Ignoring all the inaccuracy and how Euronymous is painted as a saint with angel wings and Varg as the most evil creature in the universe, Lords of Chaos was better than I expected. I didn’t know what to expect, really, but at least I got entertained during the two hours it lasted, and that’s good enough for me. The most known segments, that has already been covered in books and documentaries, is included here. Everything from the small-legendary concert where the corpse-paint and pig heads got introduced, the homicide on the gay man in the Olympic Park, church burnings, up to the brutal climax. There’s a lot of shit to cover, but I wish the film focused more on Mayhem as a band and their struggle to survive on their chaotic zero-budget tours around Europe on Interrail which ends in them getting handcuffed by the Police. I didn’t get the Home Alone vibes from Rory Culkin as I expected, and there is some level of energy and enthusiasm behind his big, crazy eyes. He appears more like a younger Fenriz from Darkthrone. Emory Cohen, however, does a rather sloppy and lazy performance in which I can’t tell if it’s just bad acting or if he is in a role he really didn’t want to play. I just don’t buy him as Varg for a single second he’s on screen. But awesome that at least they got Attilla’s son, Arion, playing a thirty-year younger version of his dad.

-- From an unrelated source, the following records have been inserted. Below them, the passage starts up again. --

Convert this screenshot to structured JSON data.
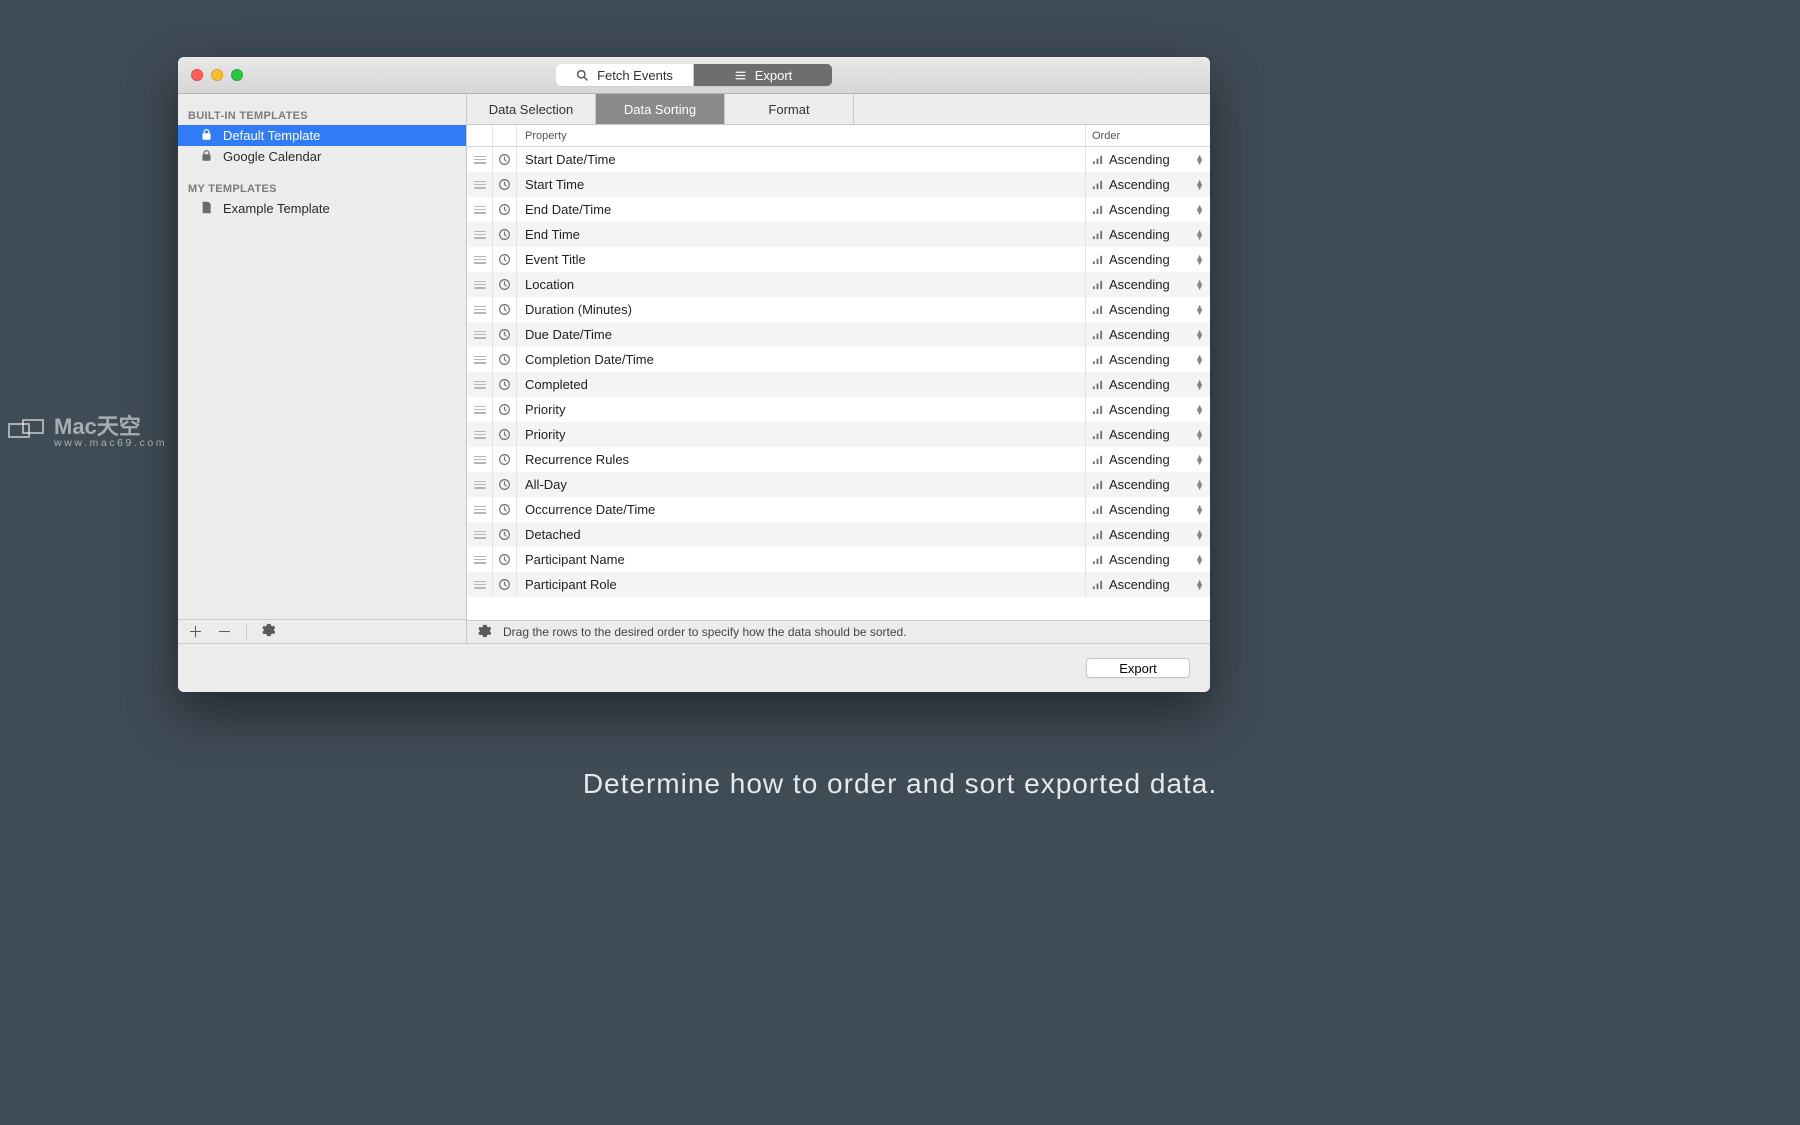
{
  "toolbar": {
    "fetch_events": "Fetch Events",
    "export": "Export"
  },
  "sidebar": {
    "section1_header": "BUILT-IN TEMPLATES",
    "section1_items": [
      {
        "label": "Default Template",
        "selected": true,
        "icon": "lock"
      },
      {
        "label": "Google Calendar",
        "selected": false,
        "icon": "lock"
      }
    ],
    "section2_header": "MY TEMPLATES",
    "section2_items": [
      {
        "label": "Example Template",
        "selected": false,
        "icon": "doc"
      }
    ]
  },
  "tabs": [
    {
      "label": "Data Selection",
      "active": false
    },
    {
      "label": "Data Sorting",
      "active": true
    },
    {
      "label": "Format",
      "active": false
    }
  ],
  "table": {
    "header_property": "Property",
    "header_order": "Order",
    "rows": [
      {
        "property": "Start Date/Time",
        "order": "Ascending"
      },
      {
        "property": "Start Time",
        "order": "Ascending"
      },
      {
        "property": "End Date/Time",
        "order": "Ascending"
      },
      {
        "property": "End Time",
        "order": "Ascending"
      },
      {
        "property": "Event Title",
        "order": "Ascending"
      },
      {
        "property": "Location",
        "order": "Ascending"
      },
      {
        "property": "Duration (Minutes)",
        "order": "Ascending"
      },
      {
        "property": "Due Date/Time",
        "order": "Ascending"
      },
      {
        "property": "Completion Date/Time",
        "order": "Ascending"
      },
      {
        "property": "Completed",
        "order": "Ascending"
      },
      {
        "property": "Priority",
        "order": "Ascending"
      },
      {
        "property": "Priority",
        "order": "Ascending"
      },
      {
        "property": "Recurrence Rules",
        "order": "Ascending"
      },
      {
        "property": "All-Day",
        "order": "Ascending"
      },
      {
        "property": "Occurrence Date/Time",
        "order": "Ascending"
      },
      {
        "property": "Detached",
        "order": "Ascending"
      },
      {
        "property": "Participant Name",
        "order": "Ascending"
      },
      {
        "property": "Participant Role",
        "order": "Ascending"
      }
    ]
  },
  "hint": "Drag the rows to the desired order to specify how the data should be sorted.",
  "export_button": "Export",
  "caption": "Determine how to order and sort exported data.",
  "watermark": {
    "line1": "Mac天空",
    "line2": "www.mac69.com"
  }
}
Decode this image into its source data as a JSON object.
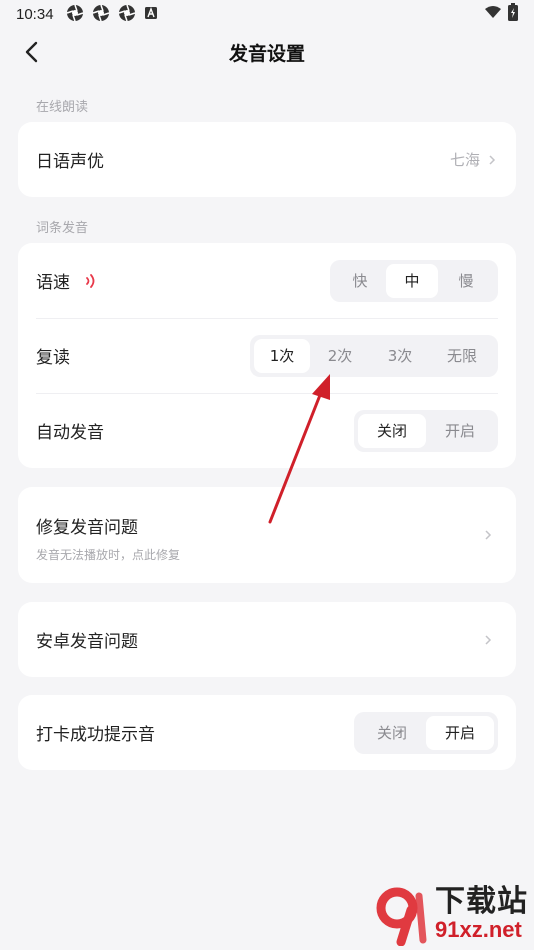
{
  "status_bar": {
    "time": "10:34",
    "icons": [
      "aperture-icon",
      "aperture-icon",
      "aperture-icon",
      "a-badge-icon",
      "wifi-icon",
      "battery-icon"
    ]
  },
  "header": {
    "title": "发音设置",
    "back_icon": "chevron-left-icon"
  },
  "sections": {
    "online_reading": {
      "label": "在线朗读",
      "voice_label": "日语声优",
      "voice_value": "七海"
    },
    "entry_pronunciation": {
      "label": "词条发音",
      "speed": {
        "label": "语速",
        "options": [
          "快",
          "中",
          "慢"
        ],
        "selected": "中"
      },
      "repeat": {
        "label": "复读",
        "options": [
          "1次",
          "2次",
          "3次",
          "无限"
        ],
        "selected": "1次"
      },
      "auto_play": {
        "label": "自动发音",
        "options": [
          "关闭",
          "开启"
        ],
        "selected": "关闭"
      }
    }
  },
  "fix_issue": {
    "title": "修复发音问题",
    "subtitle": "发音无法播放时，点此修复"
  },
  "android_issue": {
    "title": "安卓发音问题"
  },
  "checkin_sound": {
    "label": "打卡成功提示音",
    "options": [
      "关闭",
      "开启"
    ],
    "selected": "开启"
  },
  "watermark": {
    "title": "下载站",
    "url": "91xz.net"
  },
  "colors": {
    "accent_red": "#d0202a",
    "background": "#f5f5f7",
    "card": "#ffffff",
    "segment_bg": "#f2f2f5"
  }
}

The film has a great look with great use of the Norwegian landscapes, and the set of the Helvete record shop was spot on. And of course the churches that were built to be burned down was a stunning and beautiful sight to watch. And if there’s not any plans of a biopic GG Allin in the dark horizon, this will be the bloodiest and most graphic in the genre, as far as I know.

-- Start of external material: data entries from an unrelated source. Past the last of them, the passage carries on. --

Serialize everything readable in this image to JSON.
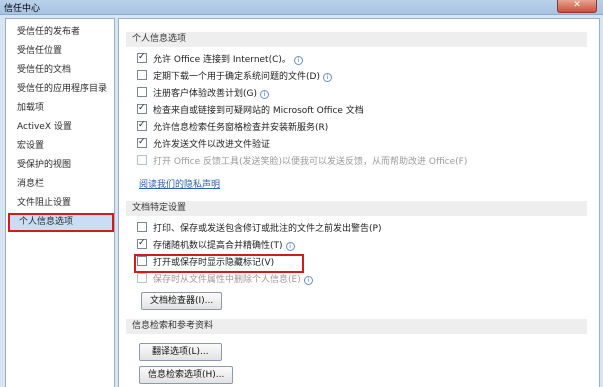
{
  "window": {
    "title": "信任中心",
    "close_label": "✕"
  },
  "sidebar": {
    "items": [
      {
        "label": "受信任的发布者"
      },
      {
        "label": "受信任位置"
      },
      {
        "label": "受信任的文档"
      },
      {
        "label": "受信任的应用程序目录"
      },
      {
        "label": "加载项"
      },
      {
        "label": "ActiveX 设置"
      },
      {
        "label": "宏设置"
      },
      {
        "label": "受保护的视图"
      },
      {
        "label": "消息栏"
      },
      {
        "label": "文件阻止设置"
      },
      {
        "label": "个人信息选项"
      }
    ],
    "selected": "个人信息选项"
  },
  "sections": {
    "personal": {
      "title": "个人信息选项",
      "options": [
        {
          "label": "允许 Office 连接到 Internet(C)。",
          "checked": true
        },
        {
          "label": "定期下载一个用于确定系统问题的文件(D)",
          "checked": false
        },
        {
          "label": "注册客户体验改善计划(G)",
          "checked": false
        },
        {
          "label": "检查来自或链接到可疑网站的 Microsoft Office 文档",
          "checked": true
        },
        {
          "label": "允许信息检索任务窗格检查并安装新服务(R)",
          "checked": true
        },
        {
          "label": "允许发送文件以改进文件验证",
          "checked": true
        },
        {
          "label": "打开 Office 反馈工具(发送笑脸)以便我可以发送反馈，从而帮助改进 Office(F)",
          "checked": false
        }
      ],
      "privacy_link": "阅读我们的隐私声明"
    },
    "document": {
      "title": "文档特定设置",
      "options": [
        {
          "label": "打印、保存或发送包含修订或批注的文件之前发出警告(P)",
          "checked": false
        },
        {
          "label": "存储随机数以提高合并精确性(T)",
          "checked": true
        },
        {
          "label": "打开或保存时显示隐藏标记(V)",
          "checked": false
        },
        {
          "label": "保存时从文件属性中删除个人信息(E)",
          "checked": false
        }
      ],
      "inspector_button": "文档检查器(I)..."
    },
    "research": {
      "title": "信息检索和参考资料",
      "translate_button": "翻译选项(L)...",
      "research_button": "信息检索选项(H)..."
    }
  },
  "colors": {
    "highlight": "#d01c1c",
    "link": "#2f5fb0",
    "selected_bg": "#c9def5"
  }
}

And if you haven’t already, also watch the documentaries Once Upon a Time in Norway (2007), Pure Fucking Mayhem (2008), Until the Light Takes Us (2008) and Satan Rides the Media (1998)
Director: Jonas Åkerlund
Country & year: UK | Sweden | Norway, 2018
Actors: Rory Culkin, Emory Cohen, Jack Kilmer, Sky Ferreira, Valter Skarsgård, Anthony De La Torre, Jonathan Barnwell, Sam Coleman, Wilson Gonzalez, Lucian Charles Collier, Andrew Lavelle, James Edwyn, Gustaf Hammarsten, Jon Øigarden, Arion Csihar